= Exercise requirements =
List each line of the data that holds the string "label", please.

= Source records =
"""

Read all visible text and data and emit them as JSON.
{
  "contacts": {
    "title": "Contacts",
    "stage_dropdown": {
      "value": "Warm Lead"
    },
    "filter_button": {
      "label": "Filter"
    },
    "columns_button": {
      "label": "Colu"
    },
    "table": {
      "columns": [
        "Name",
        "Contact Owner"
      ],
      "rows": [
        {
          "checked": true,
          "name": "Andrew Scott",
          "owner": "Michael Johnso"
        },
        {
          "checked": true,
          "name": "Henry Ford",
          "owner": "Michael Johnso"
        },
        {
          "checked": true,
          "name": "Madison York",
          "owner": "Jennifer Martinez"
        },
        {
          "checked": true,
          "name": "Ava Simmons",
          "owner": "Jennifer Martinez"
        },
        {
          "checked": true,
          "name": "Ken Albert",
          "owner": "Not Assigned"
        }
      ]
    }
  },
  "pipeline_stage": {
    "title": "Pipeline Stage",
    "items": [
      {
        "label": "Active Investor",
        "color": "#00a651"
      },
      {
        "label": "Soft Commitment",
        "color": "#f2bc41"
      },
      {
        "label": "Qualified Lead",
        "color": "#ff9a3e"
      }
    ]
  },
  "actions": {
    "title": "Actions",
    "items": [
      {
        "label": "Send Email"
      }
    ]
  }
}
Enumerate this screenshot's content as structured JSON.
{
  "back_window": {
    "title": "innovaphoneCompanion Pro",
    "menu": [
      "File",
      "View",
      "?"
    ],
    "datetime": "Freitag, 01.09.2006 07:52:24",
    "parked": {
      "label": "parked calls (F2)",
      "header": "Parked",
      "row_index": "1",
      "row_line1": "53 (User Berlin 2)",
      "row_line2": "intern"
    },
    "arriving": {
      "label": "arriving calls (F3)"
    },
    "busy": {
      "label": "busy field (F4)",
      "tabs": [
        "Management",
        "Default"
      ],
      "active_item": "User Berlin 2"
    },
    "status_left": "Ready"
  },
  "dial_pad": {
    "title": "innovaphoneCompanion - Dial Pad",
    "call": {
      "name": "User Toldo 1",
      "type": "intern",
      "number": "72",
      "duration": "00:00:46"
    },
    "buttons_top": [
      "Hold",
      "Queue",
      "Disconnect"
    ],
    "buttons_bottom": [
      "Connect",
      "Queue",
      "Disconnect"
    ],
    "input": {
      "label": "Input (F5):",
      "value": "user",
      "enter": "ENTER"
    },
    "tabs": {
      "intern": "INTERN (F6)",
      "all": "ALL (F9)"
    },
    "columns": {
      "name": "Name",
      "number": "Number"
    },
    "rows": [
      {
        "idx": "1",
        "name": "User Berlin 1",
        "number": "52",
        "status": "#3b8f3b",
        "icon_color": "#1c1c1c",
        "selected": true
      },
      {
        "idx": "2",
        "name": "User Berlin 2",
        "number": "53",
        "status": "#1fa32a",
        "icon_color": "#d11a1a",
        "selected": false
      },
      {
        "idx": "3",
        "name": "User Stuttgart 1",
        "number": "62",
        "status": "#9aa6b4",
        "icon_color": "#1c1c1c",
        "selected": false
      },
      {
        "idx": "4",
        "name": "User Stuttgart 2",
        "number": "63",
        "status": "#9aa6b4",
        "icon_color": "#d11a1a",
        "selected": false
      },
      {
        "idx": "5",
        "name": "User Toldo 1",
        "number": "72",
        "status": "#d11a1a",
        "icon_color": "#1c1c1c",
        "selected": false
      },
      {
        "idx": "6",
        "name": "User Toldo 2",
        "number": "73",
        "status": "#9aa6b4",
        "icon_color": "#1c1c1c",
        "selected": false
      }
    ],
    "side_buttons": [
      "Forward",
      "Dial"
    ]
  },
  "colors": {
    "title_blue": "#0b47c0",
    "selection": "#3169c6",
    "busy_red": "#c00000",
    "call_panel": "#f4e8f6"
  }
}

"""

= Answer to the exercise =
      "label": "Filter"
      "label": "Colu"
        "label": "Active Investor",
        "label": "Soft Commitment",
        "label": "Qualified Lead",
        "label": "Send Email"
      "label": "parked calls (F2)",
      "label": "arriving calls (F3)"
      "label": "busy field (F4)",
      "label": "Input (F5):",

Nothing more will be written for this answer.